Record Type: RIE
Publication Date: 1984-Aug
Pages: 14
Abstractor: N/A
Reference Count: 0
Researching Dialectical Reasoning: Possibilities and Impossibilities.
Rychlak, Joseph F.
Although traditional learning theories are based on a demonstrative view of cognition, human beings tend to reason both demonstratively and dialectically. To examine the dialectical theory five studies were conducted. In the first study subjects rated words that could be used as personality descriptors for likability and subsequently learned them by paired association. Results showed that subjects learned their liked descriptors-words more readily than their disliked words. Subjects in the the antonym condition learned the opposites of their dislike words more readily than the opposites of their like words. In the second and third studies high school and college students rated nonsense syllables to one prime syllable by way of triassociation. Results showed that oppositionality had great heuristic power and that this facilitative role was in the dialectically framed conceptual abilities of the subjects. In the fourth study subjects learned words associated with personality characteristics, manipulated for oppositional/nonoppositional organizers. Results showed that words associated with oppositional organizers were easier to memorize. In the fifth study subjects rated personality traits for affective preference and gave associaitons to the meanings of each word. Results showed that the impression formed by subjects based on the antonym were significantly different from the prime. These findings suggest that human meanings are not congeries of singular, unidirectional associations. (BL)
Publication Type: Opinion Papers; Reports - Research; Speeches/Meeting Papers
Education Level: N/A
Audience: Researchers
Language: English
Sponsor: N/A
Authoring Institution: N/A

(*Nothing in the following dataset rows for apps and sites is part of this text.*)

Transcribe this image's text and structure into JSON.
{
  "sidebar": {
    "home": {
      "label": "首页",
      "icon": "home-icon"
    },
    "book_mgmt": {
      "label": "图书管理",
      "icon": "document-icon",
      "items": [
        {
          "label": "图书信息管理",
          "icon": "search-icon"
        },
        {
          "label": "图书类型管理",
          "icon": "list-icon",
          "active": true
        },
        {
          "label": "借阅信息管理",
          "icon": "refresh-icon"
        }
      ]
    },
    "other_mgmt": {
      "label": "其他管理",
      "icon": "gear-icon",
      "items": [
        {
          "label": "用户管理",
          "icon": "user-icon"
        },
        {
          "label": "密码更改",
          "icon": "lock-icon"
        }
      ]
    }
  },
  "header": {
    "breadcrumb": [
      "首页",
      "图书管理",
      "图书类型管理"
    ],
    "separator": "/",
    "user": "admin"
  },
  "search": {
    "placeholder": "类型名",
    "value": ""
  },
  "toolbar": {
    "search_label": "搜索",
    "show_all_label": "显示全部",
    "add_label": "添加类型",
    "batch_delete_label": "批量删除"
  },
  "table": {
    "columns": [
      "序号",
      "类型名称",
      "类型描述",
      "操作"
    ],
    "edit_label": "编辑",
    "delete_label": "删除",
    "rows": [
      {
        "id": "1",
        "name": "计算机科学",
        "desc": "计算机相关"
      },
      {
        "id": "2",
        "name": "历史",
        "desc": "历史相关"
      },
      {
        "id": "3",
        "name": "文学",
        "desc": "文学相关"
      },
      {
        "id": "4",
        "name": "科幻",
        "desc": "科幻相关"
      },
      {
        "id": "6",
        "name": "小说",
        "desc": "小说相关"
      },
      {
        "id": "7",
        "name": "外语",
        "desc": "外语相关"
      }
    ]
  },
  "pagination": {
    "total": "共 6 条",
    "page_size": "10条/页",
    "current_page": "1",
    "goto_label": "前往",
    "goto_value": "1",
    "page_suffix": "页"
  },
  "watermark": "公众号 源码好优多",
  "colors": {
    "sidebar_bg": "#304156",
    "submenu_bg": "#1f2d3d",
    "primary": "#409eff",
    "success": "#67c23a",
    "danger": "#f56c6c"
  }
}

Identifiers: Dialectical Reasoning
Note: Paper presented at the Annual Convention of the American Psychological Association (92nd, Toronto, Canada, August 24-28, 1984).